### EXTRACTED ENTRIES

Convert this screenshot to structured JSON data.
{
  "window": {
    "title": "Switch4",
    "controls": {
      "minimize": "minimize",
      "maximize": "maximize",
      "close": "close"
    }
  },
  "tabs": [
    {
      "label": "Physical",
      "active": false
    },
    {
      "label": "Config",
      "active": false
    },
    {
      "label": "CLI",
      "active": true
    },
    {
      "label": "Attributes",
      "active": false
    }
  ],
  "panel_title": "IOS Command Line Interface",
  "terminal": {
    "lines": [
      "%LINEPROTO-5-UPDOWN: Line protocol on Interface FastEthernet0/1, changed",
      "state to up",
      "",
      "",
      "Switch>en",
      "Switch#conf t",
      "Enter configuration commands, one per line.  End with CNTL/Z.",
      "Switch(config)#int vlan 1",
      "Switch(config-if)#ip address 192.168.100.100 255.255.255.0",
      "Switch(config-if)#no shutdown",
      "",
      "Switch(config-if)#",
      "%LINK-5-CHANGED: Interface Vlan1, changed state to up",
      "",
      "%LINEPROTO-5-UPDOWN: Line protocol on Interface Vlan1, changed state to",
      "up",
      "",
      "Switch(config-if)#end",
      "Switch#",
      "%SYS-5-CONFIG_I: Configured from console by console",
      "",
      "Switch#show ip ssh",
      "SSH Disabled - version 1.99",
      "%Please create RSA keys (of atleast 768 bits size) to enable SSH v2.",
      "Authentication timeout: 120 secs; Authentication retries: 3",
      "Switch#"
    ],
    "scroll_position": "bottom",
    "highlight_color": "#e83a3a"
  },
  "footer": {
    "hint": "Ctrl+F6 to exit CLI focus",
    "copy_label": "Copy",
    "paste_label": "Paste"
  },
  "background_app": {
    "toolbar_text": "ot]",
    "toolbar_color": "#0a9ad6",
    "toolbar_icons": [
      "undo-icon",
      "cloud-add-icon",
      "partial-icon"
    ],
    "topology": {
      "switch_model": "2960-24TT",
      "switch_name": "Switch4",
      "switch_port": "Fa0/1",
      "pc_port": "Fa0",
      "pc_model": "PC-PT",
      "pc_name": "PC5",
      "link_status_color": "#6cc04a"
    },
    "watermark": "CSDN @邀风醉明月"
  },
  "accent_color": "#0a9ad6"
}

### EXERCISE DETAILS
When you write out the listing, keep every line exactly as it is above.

### RESPONSE
Convert this screenshot to structured JSON data.
{
  "window": {
    "title": "Switch4",
    "controls": {
      "minimize": "minimize",
      "maximize": "maximize",
      "close": "close"
    }
  },
  "tabs": [
    {
      "label": "Physical",
      "active": false
    },
    {
      "label": "Config",
      "active": false
    },
    {
      "label": "CLI",
      "active": true
    },
    {
      "label": "Attributes",
      "active": false
    }
  ],
  "panel_title": "IOS Command Line Interface",
  "terminal": {
    "lines": [
      "%LINEPROTO-5-UPDOWN: Line protocol on Interface FastEthernet0/1, changed",
      "state to up",
      "",
      "",
      "Switch>en",
      "Switch#conf t",
      "Enter configuration commands, one per line.  End with CNTL/Z.",
      "Switch(config)#int vlan 1",
      "Switch(config-if)#ip address 192.168.100.100 255.255.255.0",
      "Switch(config-if)#no shutdown",
      "",
      "Switch(config-if)#",
      "%LINK-5-CHANGED: Interface Vlan1, changed state to up",
      "",
      "%LINEPROTO-5-UPDOWN: Line protocol on Interface Vlan1, changed state to",
      "up",
      "",
      "Switch(config-if)#end",
      "Switch#",
      "%SYS-5-CONFIG_I: Configured from console by console",
      "",
      "Switch#show ip ssh",
      "SSH Disabled - version 1.99",
      "%Please create RSA keys (of atleast 768 bits size) to enable SSH v2.",
      "Authentication timeout: 120 secs; Authentication retries: 3",
      "Switch#"
    ],
    "scroll_position": "bottom",
    "highlight_color": "#e83a3a"
  },
  "footer": {
    "hint": "Ctrl+F6 to exit CLI focus",
    "copy_label": "Copy",
    "paste_label": "Paste"
  },
  "background_app": {
    "toolbar_text": "ot]",
    "toolbar_color": "#0a9ad6",
    "toolbar_icons": [
      "undo-icon",
      "cloud-add-icon",
      "partial-icon"
    ],
    "topology": {
      "switch_model": "2960-24TT",
      "switch_name": "Switch4",
      "switch_port": "Fa0/1",
      "pc_port": "Fa0",
      "pc_model": "PC-PT",
      "pc_name": "PC5",
      "link_status_color": "#6cc04a"
    },
    "watermark": "CSDN @邀风醉明月"
  },
  "accent_color": "#0a9ad6"
}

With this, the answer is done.